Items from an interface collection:
|---|
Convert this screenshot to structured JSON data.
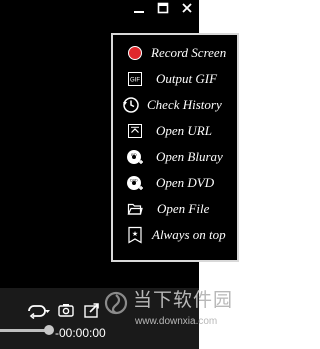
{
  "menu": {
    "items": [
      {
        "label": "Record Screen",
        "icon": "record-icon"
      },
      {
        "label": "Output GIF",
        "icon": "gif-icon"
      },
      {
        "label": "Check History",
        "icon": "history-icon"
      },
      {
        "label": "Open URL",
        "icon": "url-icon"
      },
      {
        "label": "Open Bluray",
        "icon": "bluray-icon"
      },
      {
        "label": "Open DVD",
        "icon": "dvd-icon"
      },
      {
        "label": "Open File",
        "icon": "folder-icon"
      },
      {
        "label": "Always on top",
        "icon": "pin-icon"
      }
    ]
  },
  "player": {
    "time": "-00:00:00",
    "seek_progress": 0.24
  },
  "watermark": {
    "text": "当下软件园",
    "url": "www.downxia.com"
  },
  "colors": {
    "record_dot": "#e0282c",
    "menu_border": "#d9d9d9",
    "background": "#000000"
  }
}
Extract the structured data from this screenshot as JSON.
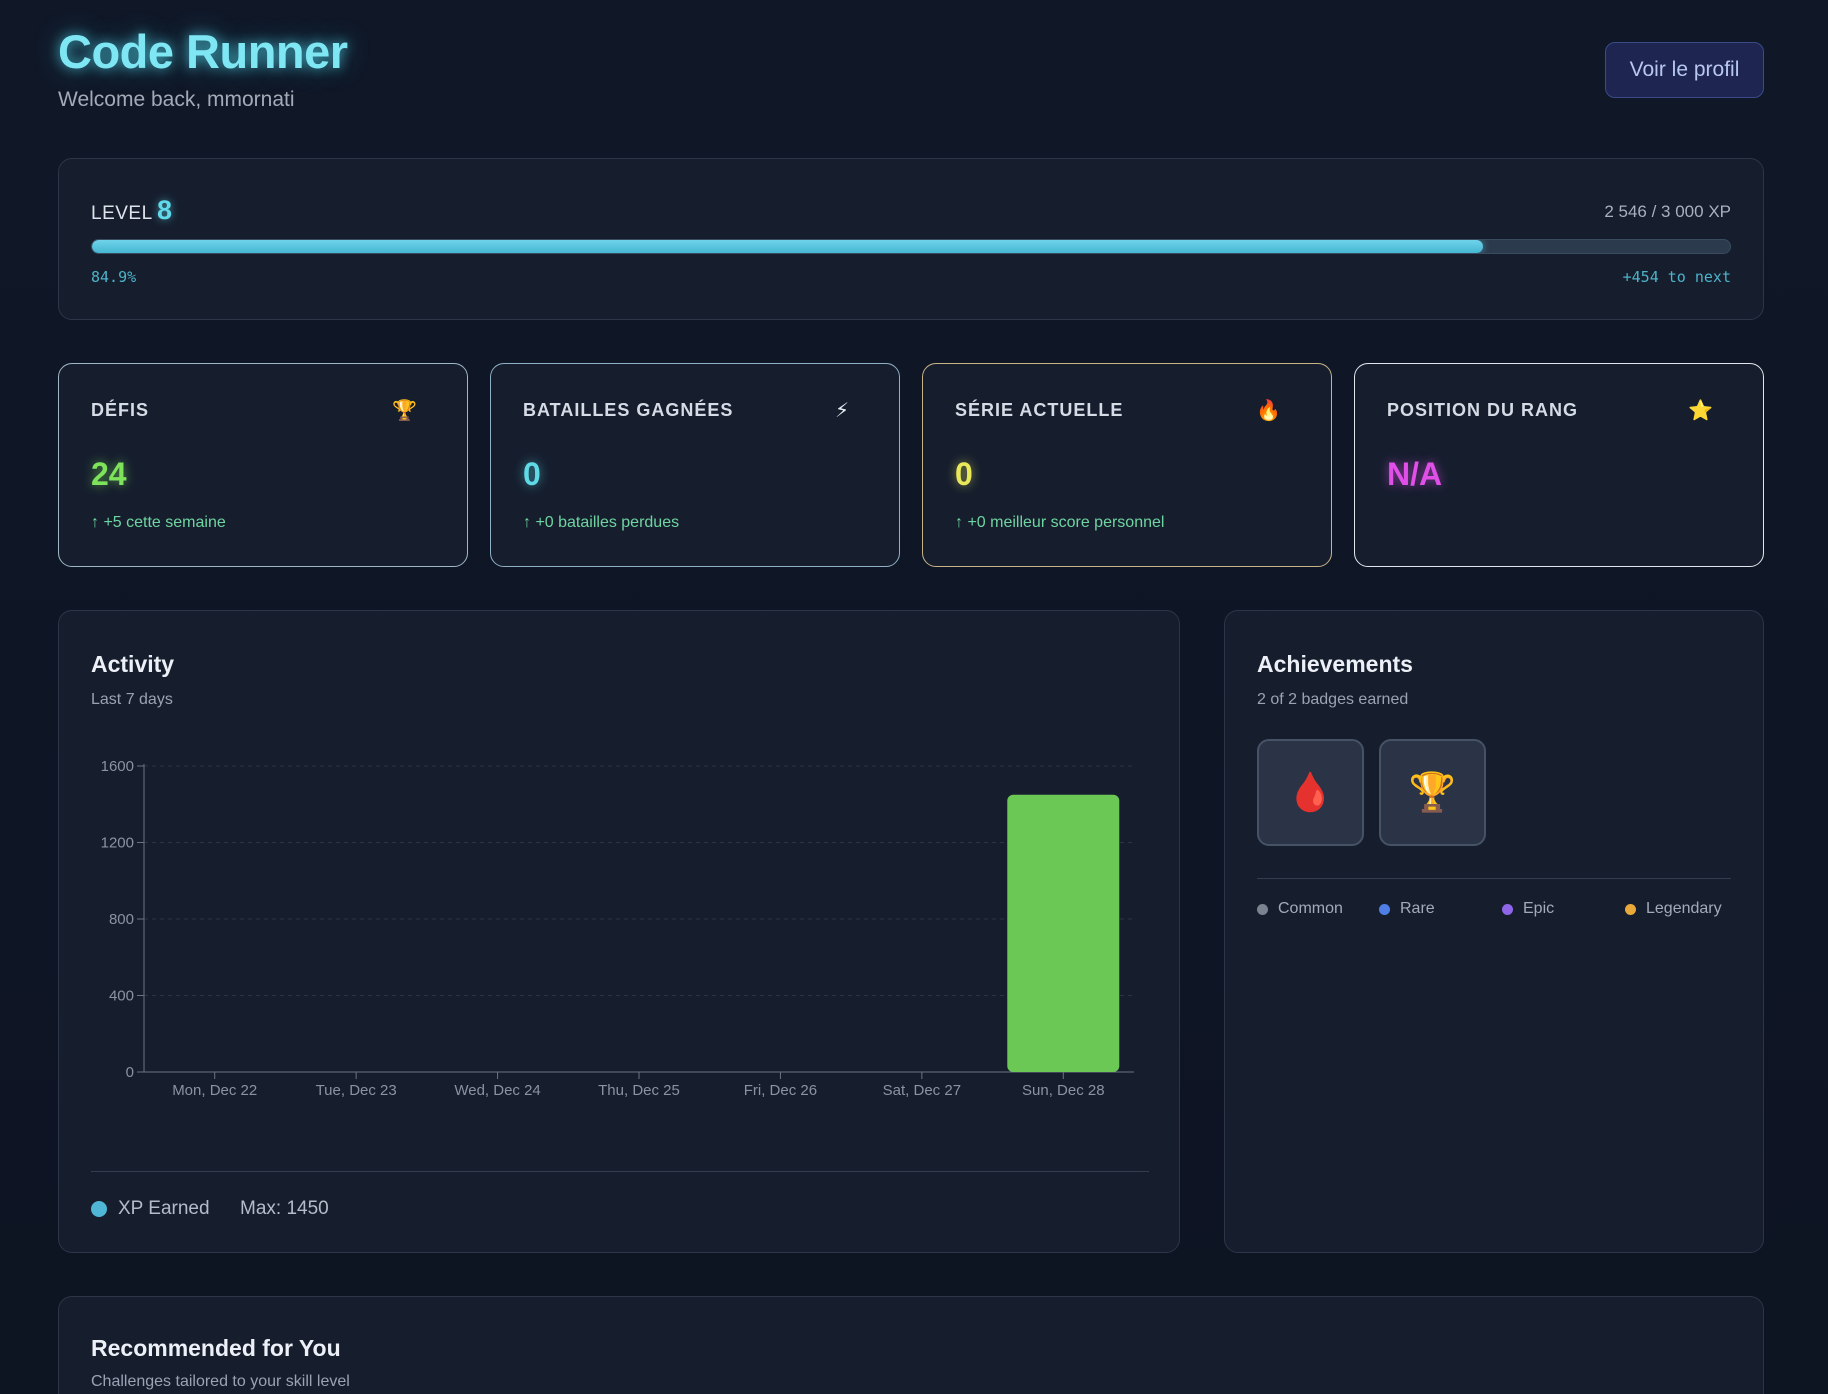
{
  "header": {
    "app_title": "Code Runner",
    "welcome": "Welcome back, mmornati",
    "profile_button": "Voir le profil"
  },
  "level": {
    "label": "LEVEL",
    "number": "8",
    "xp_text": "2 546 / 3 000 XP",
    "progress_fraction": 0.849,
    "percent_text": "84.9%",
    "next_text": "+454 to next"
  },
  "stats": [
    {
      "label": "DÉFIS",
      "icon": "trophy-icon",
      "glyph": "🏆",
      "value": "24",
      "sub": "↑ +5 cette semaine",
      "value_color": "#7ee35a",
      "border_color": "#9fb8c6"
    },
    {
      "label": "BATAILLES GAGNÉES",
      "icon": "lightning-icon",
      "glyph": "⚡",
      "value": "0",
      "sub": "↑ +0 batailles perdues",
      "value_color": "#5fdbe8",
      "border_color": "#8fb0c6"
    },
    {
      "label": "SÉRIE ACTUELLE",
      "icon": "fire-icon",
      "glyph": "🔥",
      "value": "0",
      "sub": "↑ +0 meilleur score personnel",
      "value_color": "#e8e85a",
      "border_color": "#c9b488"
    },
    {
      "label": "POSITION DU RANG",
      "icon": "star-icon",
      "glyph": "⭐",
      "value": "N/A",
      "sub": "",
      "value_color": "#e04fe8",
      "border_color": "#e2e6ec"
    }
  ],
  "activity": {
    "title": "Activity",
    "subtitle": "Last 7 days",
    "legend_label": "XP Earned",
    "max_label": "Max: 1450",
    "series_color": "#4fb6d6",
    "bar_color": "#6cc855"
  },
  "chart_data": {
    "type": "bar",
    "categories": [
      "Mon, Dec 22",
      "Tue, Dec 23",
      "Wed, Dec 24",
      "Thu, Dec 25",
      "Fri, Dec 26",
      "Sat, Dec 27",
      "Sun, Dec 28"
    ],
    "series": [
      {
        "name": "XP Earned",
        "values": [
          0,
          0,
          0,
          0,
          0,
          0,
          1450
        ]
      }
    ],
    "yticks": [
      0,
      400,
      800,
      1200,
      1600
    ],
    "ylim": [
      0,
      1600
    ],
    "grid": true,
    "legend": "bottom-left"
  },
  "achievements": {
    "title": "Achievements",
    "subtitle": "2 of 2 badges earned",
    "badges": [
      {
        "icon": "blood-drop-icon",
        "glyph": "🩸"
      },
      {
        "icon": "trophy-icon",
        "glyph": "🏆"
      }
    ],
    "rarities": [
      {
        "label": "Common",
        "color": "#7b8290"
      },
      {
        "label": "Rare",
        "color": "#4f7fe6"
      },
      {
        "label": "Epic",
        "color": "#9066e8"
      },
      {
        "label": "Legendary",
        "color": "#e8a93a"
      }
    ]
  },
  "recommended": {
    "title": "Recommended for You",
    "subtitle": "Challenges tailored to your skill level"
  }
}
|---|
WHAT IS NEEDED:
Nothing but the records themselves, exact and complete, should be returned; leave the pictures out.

SOLUTION TO THIS TASK:
Convert this screenshot to structured JSON data.
{
  "menu": {
    "items": [
      {
        "label": "Record Screen",
        "icon": "record-icon"
      },
      {
        "label": "Output GIF",
        "icon": "gif-icon"
      },
      {
        "label": "Check History",
        "icon": "history-icon"
      },
      {
        "label": "Open URL",
        "icon": "url-icon"
      },
      {
        "label": "Open Bluray",
        "icon": "bluray-icon"
      },
      {
        "label": "Open DVD",
        "icon": "dvd-icon"
      },
      {
        "label": "Open File",
        "icon": "folder-icon"
      },
      {
        "label": "Always on top",
        "icon": "pin-icon"
      }
    ]
  },
  "player": {
    "time": "-00:00:00",
    "seek_progress": 0.24
  },
  "watermark": {
    "text": "当下软件园",
    "url": "www.downxia.com"
  },
  "colors": {
    "record_dot": "#e0282c",
    "menu_border": "#d9d9d9",
    "background": "#000000"
  }
}
Extract the structured data from this screenshot as JSON.
{
  "header": {
    "app_title": "Code Runner",
    "welcome": "Welcome back, mmornati",
    "profile_button": "Voir le profil"
  },
  "level": {
    "label": "LEVEL",
    "number": "8",
    "xp_text": "2 546 / 3 000 XP",
    "progress_fraction": 0.849,
    "percent_text": "84.9%",
    "next_text": "+454 to next"
  },
  "stats": [
    {
      "label": "DÉFIS",
      "icon": "trophy-icon",
      "glyph": "🏆",
      "value": "24",
      "sub": "↑ +5 cette semaine",
      "value_color": "#7ee35a",
      "border_color": "#9fb8c6"
    },
    {
      "label": "BATAILLES GAGNÉES",
      "icon": "lightning-icon",
      "glyph": "⚡",
      "value": "0",
      "sub": "↑ +0 batailles perdues",
      "value_color": "#5fdbe8",
      "border_color": "#8fb0c6"
    },
    {
      "label": "SÉRIE ACTUELLE",
      "icon": "fire-icon",
      "glyph": "🔥",
      "value": "0",
      "sub": "↑ +0 meilleur score personnel",
      "value_color": "#e8e85a",
      "border_color": "#c9b488"
    },
    {
      "label": "POSITION DU RANG",
      "icon": "star-icon",
      "glyph": "⭐",
      "value": "N/A",
      "sub": "",
      "value_color": "#e04fe8",
      "border_color": "#e2e6ec"
    }
  ],
  "activity": {
    "title": "Activity",
    "subtitle": "Last 7 days",
    "legend_label": "XP Earned",
    "max_label": "Max: 1450",
    "series_color": "#4fb6d6",
    "bar_color": "#6cc855"
  },
  "chart_data": {
    "type": "bar",
    "categories": [
      "Mon, Dec 22",
      "Tue, Dec 23",
      "Wed, Dec 24",
      "Thu, Dec 25",
      "Fri, Dec 26",
      "Sat, Dec 27",
      "Sun, Dec 28"
    ],
    "series": [
      {
        "name": "XP Earned",
        "values": [
          0,
          0,
          0,
          0,
          0,
          0,
          1450
        ]
      }
    ],
    "yticks": [
      0,
      400,
      800,
      1200,
      1600
    ],
    "ylim": [
      0,
      1600
    ],
    "grid": true,
    "legend": "bottom-left"
  },
  "achievements": {
    "title": "Achievements",
    "subtitle": "2 of 2 badges earned",
    "badges": [
      {
        "icon": "blood-drop-icon",
        "glyph": "🩸"
      },
      {
        "icon": "trophy-icon",
        "glyph": "🏆"
      }
    ],
    "rarities": [
      {
        "label": "Common",
        "color": "#7b8290"
      },
      {
        "label": "Rare",
        "color": "#4f7fe6"
      },
      {
        "label": "Epic",
        "color": "#9066e8"
      },
      {
        "label": "Legendary",
        "color": "#e8a93a"
      }
    ]
  },
  "recommended": {
    "title": "Recommended for You",
    "subtitle": "Challenges tailored to your skill level"
  }
}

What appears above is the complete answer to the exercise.